Nick Gordon isn’t in the lineup again Tuesday. It’s been a strange start to the season for the former top prospect. The Twins called him up for three games in April but never put him in a game before optioning him back to Saint Paul. In early May, he was recalled but appeared in just one game before being optioned back to the Saints. He was recalled again on May 23 and has played just one game in his latest stint with the big league club. In total, he’s logged five plate appearances while spending more than two weeks on the active roster.

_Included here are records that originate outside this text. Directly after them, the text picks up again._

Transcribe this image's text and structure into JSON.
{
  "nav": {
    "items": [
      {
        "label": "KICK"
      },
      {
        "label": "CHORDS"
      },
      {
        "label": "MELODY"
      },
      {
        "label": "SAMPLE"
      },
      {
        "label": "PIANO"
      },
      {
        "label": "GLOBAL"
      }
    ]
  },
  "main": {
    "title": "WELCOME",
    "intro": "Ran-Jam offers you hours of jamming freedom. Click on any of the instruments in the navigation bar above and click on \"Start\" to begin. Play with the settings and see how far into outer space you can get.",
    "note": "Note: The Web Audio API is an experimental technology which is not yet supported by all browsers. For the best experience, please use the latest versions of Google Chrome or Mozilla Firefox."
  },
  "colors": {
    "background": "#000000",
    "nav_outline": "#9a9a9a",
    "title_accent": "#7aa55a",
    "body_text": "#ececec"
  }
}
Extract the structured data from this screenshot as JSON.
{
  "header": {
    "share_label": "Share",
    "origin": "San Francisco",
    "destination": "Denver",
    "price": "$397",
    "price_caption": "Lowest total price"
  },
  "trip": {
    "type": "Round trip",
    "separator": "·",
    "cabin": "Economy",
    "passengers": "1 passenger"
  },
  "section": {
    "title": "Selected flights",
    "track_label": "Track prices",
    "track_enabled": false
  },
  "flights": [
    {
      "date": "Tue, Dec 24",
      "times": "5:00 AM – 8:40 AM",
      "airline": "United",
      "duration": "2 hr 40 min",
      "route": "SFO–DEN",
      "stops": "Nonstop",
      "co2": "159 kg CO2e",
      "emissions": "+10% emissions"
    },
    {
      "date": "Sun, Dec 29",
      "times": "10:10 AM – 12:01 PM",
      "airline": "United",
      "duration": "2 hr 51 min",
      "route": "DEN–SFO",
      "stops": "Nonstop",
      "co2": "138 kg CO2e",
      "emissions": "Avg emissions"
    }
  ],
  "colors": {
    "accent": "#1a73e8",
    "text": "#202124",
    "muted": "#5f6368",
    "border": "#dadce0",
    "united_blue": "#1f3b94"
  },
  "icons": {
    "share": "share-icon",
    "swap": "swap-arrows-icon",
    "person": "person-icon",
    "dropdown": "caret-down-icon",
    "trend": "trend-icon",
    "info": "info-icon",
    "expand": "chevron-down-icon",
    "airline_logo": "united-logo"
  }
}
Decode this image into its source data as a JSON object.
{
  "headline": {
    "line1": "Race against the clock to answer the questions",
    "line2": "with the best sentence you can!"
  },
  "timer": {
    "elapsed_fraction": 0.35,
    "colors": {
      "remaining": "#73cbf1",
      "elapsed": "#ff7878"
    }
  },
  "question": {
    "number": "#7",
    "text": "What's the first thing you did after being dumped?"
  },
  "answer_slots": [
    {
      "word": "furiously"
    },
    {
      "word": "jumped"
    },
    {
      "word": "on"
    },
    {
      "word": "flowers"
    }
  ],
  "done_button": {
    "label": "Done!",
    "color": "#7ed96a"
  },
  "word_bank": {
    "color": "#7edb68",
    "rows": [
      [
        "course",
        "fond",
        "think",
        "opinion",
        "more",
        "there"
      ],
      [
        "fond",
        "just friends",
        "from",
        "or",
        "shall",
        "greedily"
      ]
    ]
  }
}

The Twins need to see what they have in Gordon. The former No. 5 overall pick is intriguing because his fall from consensus top 100 prospect to near afterthought had more to do with injuries and illness than performance. With the exception of one stint in his first taste of Triple-A in 2018, Gordon’s hit at every level, including a .298/.342/.459 slash line over 319 plate appearances in Triple-A in 2019, the last time he got consistent playing time. He’s dealt with GI issues and a bout of COVID over the past two years, but reportedly has the GI issues under control now and has put on weight.
Still only 25, the talent’s there with Gordon. If Andrelton Simmons is eventually traded, a spot should open up for him to get consistent playing time in the second half of the season. In my view, though, having him on the big league roster and playing him this little doesn’t do much for his development, or help the team assess whether he’s capable of succeeding at the big league level. It’s time to see what he can do.
Berríos’ strong start gives ‘pen needed rest
José Berríos pitched into the 9th inning Monday, saving a bullpen that’s been overworked and continues to struggle. The pen’s lack of effectiveness has been a big story of the season’s first two months, particularly their inability to strand inherited runners. They’re on pace to break the MLB record for percentage of inherited runners scored, though that’s very likely to stabilize over the season’s final four months.
Nevertheless, any chance of the Twins to get back in the race hinges on the ‘pen figuring it out. If starters like Berríos and Pineda can begin to work deeper into games as the weather warms up and arms get stretched out, it will allow Rocco Baldelli to rest his top bullpen arms more and save them for the highest leverage spots, rather than being forced to use inexperienced relievers like Brandon Waddell (who’s since been DFA’d and is now in Baltimore’s system) in key spots.